first_imgTeaching members to better manage their finances is a win-win.Credit union employees who commit to financial education programs often say it’s life-changing for both members and themselves.Embracing financial education programs also leads to many positive returns for credit unions—they’re seen as do-gooders in the community. It’s really a win-win, say financial education advocates.“You get more hugs and people love your credit union,” says Kathryn Greiner, director of credit education at $519 million asset University of Michigan Credit Union in Ann Arbor. “Members won’t want to cause a loss because they’re very dependent on the wonderful support and service they get.”Greiner and other financial counseling advocates recently shared their experiences and three keys to successful financial education programs in a CUNA webinar, “Successful Financial Counseling and Education Programs.”1. Make it simpleSuccessful financial education programs teach people how to help themselves, says Greiner, who aims primarily to simplify budgeting. continue reading » 2SHARESShareShareSharePrintMailGooglePinterestDiggRedditStumbleuponDeliciousBufferTumblrlast_img read more

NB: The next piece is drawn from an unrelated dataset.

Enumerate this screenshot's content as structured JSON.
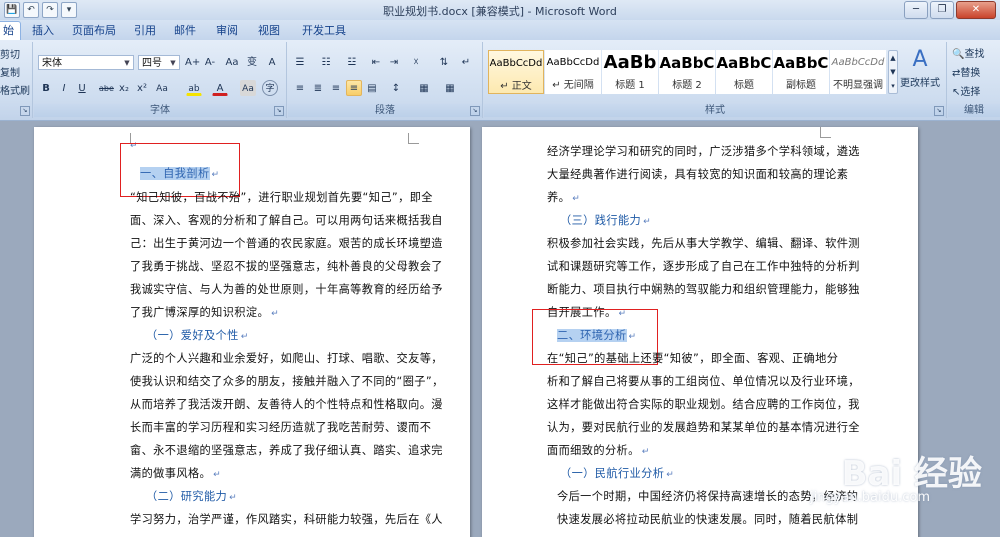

Seaway Heavy Lifting Begins Next Cable Installation Campaign at Beatrice

first_imgSeaway Heavy Lifting (SHL) has started the third inter array cable installation campaign for the Beatrice Offshore Windfarm Ltd (BOWL) off the Caithness coast.The cable laying vessel Seaway Aimery supported by the cable support vessel Siem Barracuda and cable trenching vessel Grand Canyon will undertake the work.The CLV Seaway Aimery will install 41 inter array cables during the third cable installation campaign.Three trenching trial cables have been surface laid and secured by clump weights. These trial cables will be trenched/recovered during the third cable installation campaign during July/August 2018, the company explained.Sixteen cables were laid and buried during campaign one in Nov/Dec 2017 with a further thirty four laid and buried during March-May 2018.The CLV Seaway Aimery will be supported by the TSV Grand Canyon I (or III) for cable burial.The CSV Siem Barracuda will support inter-array cable installation activities in the Northern portion of the Beatrice wind farm, conducting cable pull in, testing and termination activities, working in parallel with the CLV Seaway Aimery.The Siem Barracuda will undertake the following work scopes: personnel transfer to WTG foundations and OTMs by Ampelmann gangway, crane operations to transfer equipment to/from WTG foundations and OTMs, work class ROV activities at the seabed in the vicinity of WTG foundations and OTMs, and survey activities along the planned inter-array cable routes linking the appropriate WTG foundations/OTMs.The Beatrice offshore wind farm will be operated from a base in Wick and capable of providing enough energy to power up to 450,000 homes, when fully operational by the end of 2019.last_img read more